Recycling electric cars
Will it be easy to recycle electric cars?
Electric vehicles are on the increase all over the world and with the advent of this new technology we have to wonder if it will be easy to recycle electric vehicles?
The Irish government has committed that 950,000 electric vehicles (EVs) will be on Irish roads by 2030? That would mean that almost 100,000 electric vehicles must be sold here each year for the next ten years? Is such a target even possible? We think not, going on present adoption figures.
At the moment, electric cars are beyond the reach of most drivers as they are far too expensive right now and many motorists are just not in the market for an EV. Besides this, if it were possible to reach such figure, how would we recycle all of these vehicles, especially the batteries as these are not that environmentally friendly.
Figures which came from the ELV Environmental Services (ELVES) showed that 150,000 old cars were scrapped in 2017. Of these, 87% of their components were salvaged and recovered for reuse. Elves is a non-profit organisation that brings together both the recycling industry and the motor trade to ensure that old cars are properly recycled and not just crushed at End of Life.
Although electric cars are mechanically simpler with less moving parts than a traditional combustion engine, it does not mean that it is simpler to scrap. To properly tackle the problem, Elves is going to run a series of training days so Authorised Treatment Facilities (ATFs scrap yards) Elves environmental compliance manager, Elena Wrelton said:
“Elves is very much committed to ensuring that all ATFs across Ireland have access to bespoke and relevant expertise, support, information and training programmes that are industry-specific and pro-actively address key issues impacting the sector. It is of critical importance that those working in the industry are equipped with the resources available to be fully confident and competent in dealing with the correct reuse and recycling of all types of vehicles.”
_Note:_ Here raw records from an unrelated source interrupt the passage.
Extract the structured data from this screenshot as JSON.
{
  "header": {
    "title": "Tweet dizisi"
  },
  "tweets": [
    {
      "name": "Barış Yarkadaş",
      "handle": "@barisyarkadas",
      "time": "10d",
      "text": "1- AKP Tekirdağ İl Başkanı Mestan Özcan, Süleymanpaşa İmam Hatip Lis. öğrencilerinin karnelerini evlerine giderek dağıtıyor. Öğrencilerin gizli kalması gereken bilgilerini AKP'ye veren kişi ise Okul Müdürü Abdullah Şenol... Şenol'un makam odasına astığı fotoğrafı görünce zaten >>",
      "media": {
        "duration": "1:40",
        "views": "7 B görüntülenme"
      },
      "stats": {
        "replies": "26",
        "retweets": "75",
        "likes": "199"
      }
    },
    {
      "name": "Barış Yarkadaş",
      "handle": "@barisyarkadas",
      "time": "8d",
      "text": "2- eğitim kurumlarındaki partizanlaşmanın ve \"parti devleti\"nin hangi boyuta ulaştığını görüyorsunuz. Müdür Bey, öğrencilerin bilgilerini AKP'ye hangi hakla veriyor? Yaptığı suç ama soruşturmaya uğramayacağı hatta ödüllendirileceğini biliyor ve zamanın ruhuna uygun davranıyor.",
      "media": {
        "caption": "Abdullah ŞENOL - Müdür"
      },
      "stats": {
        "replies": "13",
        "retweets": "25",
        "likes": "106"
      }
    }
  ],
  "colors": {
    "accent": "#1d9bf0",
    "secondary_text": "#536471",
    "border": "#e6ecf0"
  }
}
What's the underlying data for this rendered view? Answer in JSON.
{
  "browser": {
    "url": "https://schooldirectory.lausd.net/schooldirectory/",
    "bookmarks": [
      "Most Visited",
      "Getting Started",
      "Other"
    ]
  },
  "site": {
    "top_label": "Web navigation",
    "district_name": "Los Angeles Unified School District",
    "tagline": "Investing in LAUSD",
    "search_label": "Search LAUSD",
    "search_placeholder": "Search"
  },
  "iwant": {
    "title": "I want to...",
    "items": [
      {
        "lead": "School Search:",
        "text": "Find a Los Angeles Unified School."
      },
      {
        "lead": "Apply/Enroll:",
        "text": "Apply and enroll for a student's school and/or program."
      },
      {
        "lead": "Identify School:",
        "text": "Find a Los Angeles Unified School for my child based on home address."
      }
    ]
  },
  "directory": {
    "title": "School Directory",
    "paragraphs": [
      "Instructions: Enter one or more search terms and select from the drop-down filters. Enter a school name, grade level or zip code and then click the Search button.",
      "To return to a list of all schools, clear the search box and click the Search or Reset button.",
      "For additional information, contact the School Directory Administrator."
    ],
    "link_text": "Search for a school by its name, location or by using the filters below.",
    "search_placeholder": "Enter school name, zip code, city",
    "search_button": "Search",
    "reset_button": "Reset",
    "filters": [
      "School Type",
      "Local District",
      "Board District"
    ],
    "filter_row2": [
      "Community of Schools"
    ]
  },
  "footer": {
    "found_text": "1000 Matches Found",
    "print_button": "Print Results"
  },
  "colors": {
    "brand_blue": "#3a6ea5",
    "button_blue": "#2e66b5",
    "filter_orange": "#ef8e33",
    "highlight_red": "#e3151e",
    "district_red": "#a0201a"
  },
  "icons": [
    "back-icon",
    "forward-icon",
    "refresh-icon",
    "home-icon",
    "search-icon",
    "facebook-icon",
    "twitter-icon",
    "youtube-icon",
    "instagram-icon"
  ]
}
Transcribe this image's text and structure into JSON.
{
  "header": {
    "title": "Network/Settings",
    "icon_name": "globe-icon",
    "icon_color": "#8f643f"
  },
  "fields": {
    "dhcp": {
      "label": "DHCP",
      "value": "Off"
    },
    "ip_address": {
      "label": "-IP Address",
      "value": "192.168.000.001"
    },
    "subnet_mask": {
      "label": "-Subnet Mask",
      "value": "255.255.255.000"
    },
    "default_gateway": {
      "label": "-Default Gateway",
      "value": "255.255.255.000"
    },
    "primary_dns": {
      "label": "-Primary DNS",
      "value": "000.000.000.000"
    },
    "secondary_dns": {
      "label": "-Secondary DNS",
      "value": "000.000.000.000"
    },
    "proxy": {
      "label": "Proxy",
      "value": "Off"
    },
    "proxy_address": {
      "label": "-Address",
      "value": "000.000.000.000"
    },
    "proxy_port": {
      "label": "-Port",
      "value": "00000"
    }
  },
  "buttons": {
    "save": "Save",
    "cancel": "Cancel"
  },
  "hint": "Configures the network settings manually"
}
According to Elves training experts, they have a plan in place to work out exactly what’s needed for each vehicle type and model. One Elves spokesman said:
“How long it takes to remove the industrial battery depends on the location of the battery, its size and the shut-down procedure and these vary from manufacturer to manufacturer. A full electric vehicle also probably has full climate control of the battery, so this also must be factored in when depolluting the vehicle”
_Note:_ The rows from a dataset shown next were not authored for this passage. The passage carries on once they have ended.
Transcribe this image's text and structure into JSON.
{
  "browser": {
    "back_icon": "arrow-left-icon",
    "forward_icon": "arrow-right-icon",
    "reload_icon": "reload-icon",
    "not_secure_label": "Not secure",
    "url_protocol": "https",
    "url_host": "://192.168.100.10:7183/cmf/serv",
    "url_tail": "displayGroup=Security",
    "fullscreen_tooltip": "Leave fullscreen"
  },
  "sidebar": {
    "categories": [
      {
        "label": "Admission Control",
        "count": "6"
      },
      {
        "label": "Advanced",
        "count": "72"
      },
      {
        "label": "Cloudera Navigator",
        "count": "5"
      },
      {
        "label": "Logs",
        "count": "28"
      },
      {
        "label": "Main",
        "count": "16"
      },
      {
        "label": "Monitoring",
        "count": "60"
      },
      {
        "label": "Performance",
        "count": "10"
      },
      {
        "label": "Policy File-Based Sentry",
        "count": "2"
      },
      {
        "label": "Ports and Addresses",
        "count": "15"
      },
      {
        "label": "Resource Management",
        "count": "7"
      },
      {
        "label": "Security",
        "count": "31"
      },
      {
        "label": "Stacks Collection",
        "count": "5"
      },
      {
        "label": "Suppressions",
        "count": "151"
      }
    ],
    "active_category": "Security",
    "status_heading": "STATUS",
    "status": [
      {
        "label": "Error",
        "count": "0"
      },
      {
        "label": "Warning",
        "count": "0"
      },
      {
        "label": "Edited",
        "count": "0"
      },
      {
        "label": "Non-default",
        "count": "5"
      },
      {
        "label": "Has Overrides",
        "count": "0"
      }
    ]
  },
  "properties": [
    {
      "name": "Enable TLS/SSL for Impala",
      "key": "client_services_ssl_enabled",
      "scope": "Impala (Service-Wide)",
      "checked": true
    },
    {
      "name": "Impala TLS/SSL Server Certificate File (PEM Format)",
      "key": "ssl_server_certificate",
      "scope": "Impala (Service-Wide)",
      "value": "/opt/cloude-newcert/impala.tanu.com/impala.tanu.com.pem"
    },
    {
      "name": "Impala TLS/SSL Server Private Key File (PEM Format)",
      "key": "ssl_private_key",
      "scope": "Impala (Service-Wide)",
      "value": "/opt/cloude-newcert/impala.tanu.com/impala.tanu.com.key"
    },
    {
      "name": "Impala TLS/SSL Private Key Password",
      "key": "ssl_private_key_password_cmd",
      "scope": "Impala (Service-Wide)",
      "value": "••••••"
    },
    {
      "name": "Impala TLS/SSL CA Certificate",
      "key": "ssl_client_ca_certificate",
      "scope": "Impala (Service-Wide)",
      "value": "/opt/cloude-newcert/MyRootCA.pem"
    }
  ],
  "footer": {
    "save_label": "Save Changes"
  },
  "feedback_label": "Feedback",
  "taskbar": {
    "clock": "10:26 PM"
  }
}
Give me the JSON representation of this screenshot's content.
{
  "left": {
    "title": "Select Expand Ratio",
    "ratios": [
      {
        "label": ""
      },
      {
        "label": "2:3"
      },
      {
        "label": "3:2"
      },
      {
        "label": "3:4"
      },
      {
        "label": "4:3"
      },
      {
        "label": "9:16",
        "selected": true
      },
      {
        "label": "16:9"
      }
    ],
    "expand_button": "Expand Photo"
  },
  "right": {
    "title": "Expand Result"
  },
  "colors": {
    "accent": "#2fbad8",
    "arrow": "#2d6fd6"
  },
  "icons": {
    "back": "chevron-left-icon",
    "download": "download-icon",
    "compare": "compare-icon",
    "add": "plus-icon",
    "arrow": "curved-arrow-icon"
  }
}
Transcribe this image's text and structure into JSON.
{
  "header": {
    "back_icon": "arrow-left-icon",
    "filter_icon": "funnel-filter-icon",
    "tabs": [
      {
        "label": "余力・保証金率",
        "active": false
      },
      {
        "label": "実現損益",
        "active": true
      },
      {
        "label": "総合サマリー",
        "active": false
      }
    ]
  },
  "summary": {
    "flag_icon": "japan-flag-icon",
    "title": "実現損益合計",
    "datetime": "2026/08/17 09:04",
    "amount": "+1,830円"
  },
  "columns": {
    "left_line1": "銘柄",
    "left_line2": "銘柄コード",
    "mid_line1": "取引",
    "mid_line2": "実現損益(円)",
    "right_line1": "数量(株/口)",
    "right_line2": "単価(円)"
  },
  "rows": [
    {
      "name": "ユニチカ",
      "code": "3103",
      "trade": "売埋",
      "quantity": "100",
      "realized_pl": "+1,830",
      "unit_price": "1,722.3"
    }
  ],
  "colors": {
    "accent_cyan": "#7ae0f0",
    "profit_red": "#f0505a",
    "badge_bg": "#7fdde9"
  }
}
“Otherwise, there are fewer fluids to remove – none from the engine, of course – but this can be offset by the size and weight of the battery. Given that this is new technology for ATFs, research would be required on the procedure for that make and model before removal of the battery, and it is likely to add time to the de-pollution process.”
So the car battery is a challenge for EV recycling operators. It is not as if, you can easily pull out the battery and reuse it for a different function or even another car. You can potentially take out a battery and strip it and re-use some of its components, but at the moment the recycling rate for batteries is about 55-60 per cent of the battery parts, which well below the 85 per cent minimum target.
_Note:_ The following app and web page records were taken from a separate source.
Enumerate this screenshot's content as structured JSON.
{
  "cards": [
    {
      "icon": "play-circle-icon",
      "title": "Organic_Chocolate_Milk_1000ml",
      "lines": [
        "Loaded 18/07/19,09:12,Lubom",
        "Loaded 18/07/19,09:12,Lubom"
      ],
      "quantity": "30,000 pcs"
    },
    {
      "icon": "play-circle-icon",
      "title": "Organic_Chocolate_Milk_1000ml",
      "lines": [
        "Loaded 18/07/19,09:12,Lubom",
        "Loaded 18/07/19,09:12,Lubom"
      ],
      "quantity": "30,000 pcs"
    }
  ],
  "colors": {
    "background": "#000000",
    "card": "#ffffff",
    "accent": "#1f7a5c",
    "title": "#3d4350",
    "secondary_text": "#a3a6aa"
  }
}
Hybrid cars and plugin-hybrids cars also present further difficulties in recycling. While these type of configurations are better for the environment and even more affordable, their fully electric cousins present the worst of both worlds when it comes to recycling.
“The batteries in hybrid cars tend to be smaller in size and voltage than those in electric cars, and may also be nickel-metal hydride rather than lithium-ion in composition, which makes them easier to handle. The battery in hybrids being smaller in size and voltage and potentially of a different chemistry means there is less manual handling and different health and safety risks related to the battery for the ATF to manage,”
“For a hybrid car, the de-pollution process would the same as a full EV but you would also have an internal combustion engine to depollute. In a hybrid, there may also be multiple cooling systems, for the engine, inverter and possibly for the battery, so this does increase the complexity of the vehicle de-pollution process.”
So the question is, if the governments’ target is reached and we have almost a million electric vehicles on Irish roads in just ten years, will we have enough qualifying recycling centres in the country, trained and ready to deal with this influx of electrics? Here is what Elves had to say:
“The Electric Elves programme is designed to meet the current and future needs of ATFs related to these types of vehicles and is focused on awareness, safe handling and how to access further information and support when they do receive an EV. Given the likely increase, but also the uncertainty as to the speed at which this will happen, Elves will be continually evaluating the programme, and making required changes to ensure it is fit for purpose.”